Activity - Nothing in the records may change. Output them all exactly.

Web page and app entries -
##############################
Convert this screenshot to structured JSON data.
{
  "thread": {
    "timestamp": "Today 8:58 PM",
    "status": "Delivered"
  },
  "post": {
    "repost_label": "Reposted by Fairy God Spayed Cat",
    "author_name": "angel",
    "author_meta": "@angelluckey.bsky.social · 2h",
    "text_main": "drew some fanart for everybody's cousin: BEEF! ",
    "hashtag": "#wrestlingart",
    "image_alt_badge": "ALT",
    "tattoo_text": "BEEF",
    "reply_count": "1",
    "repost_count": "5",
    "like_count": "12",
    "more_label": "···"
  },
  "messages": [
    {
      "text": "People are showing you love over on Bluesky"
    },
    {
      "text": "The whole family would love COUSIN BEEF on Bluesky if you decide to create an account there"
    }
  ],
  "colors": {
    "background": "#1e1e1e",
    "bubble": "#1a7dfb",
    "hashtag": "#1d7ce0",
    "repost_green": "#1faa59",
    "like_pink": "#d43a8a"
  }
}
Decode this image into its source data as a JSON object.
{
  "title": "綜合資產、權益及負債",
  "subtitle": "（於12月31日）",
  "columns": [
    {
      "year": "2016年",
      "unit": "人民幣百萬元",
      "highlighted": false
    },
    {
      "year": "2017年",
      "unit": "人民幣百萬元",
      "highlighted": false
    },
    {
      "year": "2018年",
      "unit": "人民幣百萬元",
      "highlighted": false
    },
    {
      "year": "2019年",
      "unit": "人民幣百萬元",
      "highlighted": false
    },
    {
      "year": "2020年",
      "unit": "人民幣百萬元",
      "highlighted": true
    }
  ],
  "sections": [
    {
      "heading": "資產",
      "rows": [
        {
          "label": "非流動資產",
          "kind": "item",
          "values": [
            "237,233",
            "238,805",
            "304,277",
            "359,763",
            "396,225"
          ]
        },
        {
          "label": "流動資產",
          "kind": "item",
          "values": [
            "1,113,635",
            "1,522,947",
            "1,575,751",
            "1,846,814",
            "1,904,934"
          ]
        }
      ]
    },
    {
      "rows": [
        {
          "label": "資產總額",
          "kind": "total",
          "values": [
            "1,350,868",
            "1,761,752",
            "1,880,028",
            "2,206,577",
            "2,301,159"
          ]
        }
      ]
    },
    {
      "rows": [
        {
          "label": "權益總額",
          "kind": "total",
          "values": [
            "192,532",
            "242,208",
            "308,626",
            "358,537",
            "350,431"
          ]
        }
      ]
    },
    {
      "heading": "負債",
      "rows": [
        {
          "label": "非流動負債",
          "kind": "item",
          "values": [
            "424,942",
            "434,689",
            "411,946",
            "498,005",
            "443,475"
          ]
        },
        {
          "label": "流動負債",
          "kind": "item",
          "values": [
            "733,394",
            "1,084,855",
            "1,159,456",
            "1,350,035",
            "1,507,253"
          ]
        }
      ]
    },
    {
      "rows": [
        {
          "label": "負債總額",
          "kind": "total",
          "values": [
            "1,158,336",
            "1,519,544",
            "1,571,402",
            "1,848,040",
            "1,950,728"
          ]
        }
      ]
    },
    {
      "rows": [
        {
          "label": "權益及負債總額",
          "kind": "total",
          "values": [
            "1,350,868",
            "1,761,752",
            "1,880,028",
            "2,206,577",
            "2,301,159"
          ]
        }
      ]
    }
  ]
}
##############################
Answer section -
Convert this screenshot to structured JSON data.
{
  "thread": {
    "timestamp": "Today 8:58 PM",
    "status": "Delivered"
  },
  "post": {
    "repost_label": "Reposted by Fairy God Spayed Cat",
    "author_name": "angel",
    "author_meta": "@angelluckey.bsky.social · 2h",
    "text_main": "drew some fanart for everybody's cousin: BEEF! ",
    "hashtag": "#wrestlingart",
    "image_alt_badge": "ALT",
    "tattoo_text": "BEEF",
    "reply_count": "1",
    "repost_count": "5",
    "like_count": "12",
    "more_label": "···"
  },
  "messages": [
    {
      "text": "People are showing you love over on Bluesky"
    },
    {
      "text": "The whole family would love COUSIN BEEF on Bluesky if you decide to create an account there"
    }
  ],
  "colors": {
    "background": "#1e1e1e",
    "bubble": "#1a7dfb",
    "hashtag": "#1d7ce0",
    "repost_green": "#1faa59",
    "like_pink": "#d43a8a"
  }
}
Decode this image into its source data as a JSON object.
{
  "title": "綜合資產、權益及負債",
  "subtitle": "（於12月31日）",
  "columns": [
    {
      "year": "2016年",
      "unit": "人民幣百萬元",
      "highlighted": false
    },
    {
      "year": "2017年",
      "unit": "人民幣百萬元",
      "highlighted": false
    },
    {
      "year": "2018年",
      "unit": "人民幣百萬元",
      "highlighted": false
    },
    {
      "year": "2019年",
      "unit": "人民幣百萬元",
      "highlighted": false
    },
    {
      "year": "2020年",
      "unit": "人民幣百萬元",
      "highlighted": true
    }
  ],
  "sections": [
    {
      "heading": "資產",
      "rows": [
        {
          "label": "非流動資產",
          "kind": "item",
          "values": [
            "237,233",
            "238,805",
            "304,277",
            "359,763",
            "396,225"
          ]
        },
        {
          "label": "流動資產",
          "kind": "item",
          "values": [
            "1,113,635",
            "1,522,947",
            "1,575,751",
            "1,846,814",
            "1,904,934"
          ]
        }
      ]
    },
    {
      "rows": [
        {
          "label": "資產總額",
          "kind": "total",
          "values": [
            "1,350,868",
            "1,761,752",
            "1,880,028",
            "2,206,577",
            "2,301,159"
          ]
        }
      ]
    },
    {
      "rows": [
        {
          "label": "權益總額",
          "kind": "total",
          "values": [
            "192,532",
            "242,208",
            "308,626",
            "358,537",
            "350,431"
          ]
        }
      ]
    },
    {
      "heading": "負債",
      "rows": [
        {
          "label": "非流動負債",
          "kind": "item",
          "values": [
            "424,942",
            "434,689",
            "411,946",
            "498,005",
            "443,475"
          ]
        },
        {
          "label": "流動負債",
          "kind": "item",
          "values": [
            "733,394",
            "1,084,855",
            "1,159,456",
            "1,350,035",
            "1,507,253"
          ]
        }
      ]
    },
    {
      "rows": [
        {
          "label": "負債總額",
          "kind": "total",
          "values": [
            "1,158,336",
            "1,519,544",
            "1,571,402",
            "1,848,040",
            "1,950,728"
          ]
        }
      ]
    },
    {
      "rows": [
        {
          "label": "權益及負債總額",
          "kind": "total",
          "values": [
            "1,350,868",
            "1,761,752",
            "1,880,028",
            "2,206,577",
            "2,301,159"
          ]
        }
      ]
    }
  ]
}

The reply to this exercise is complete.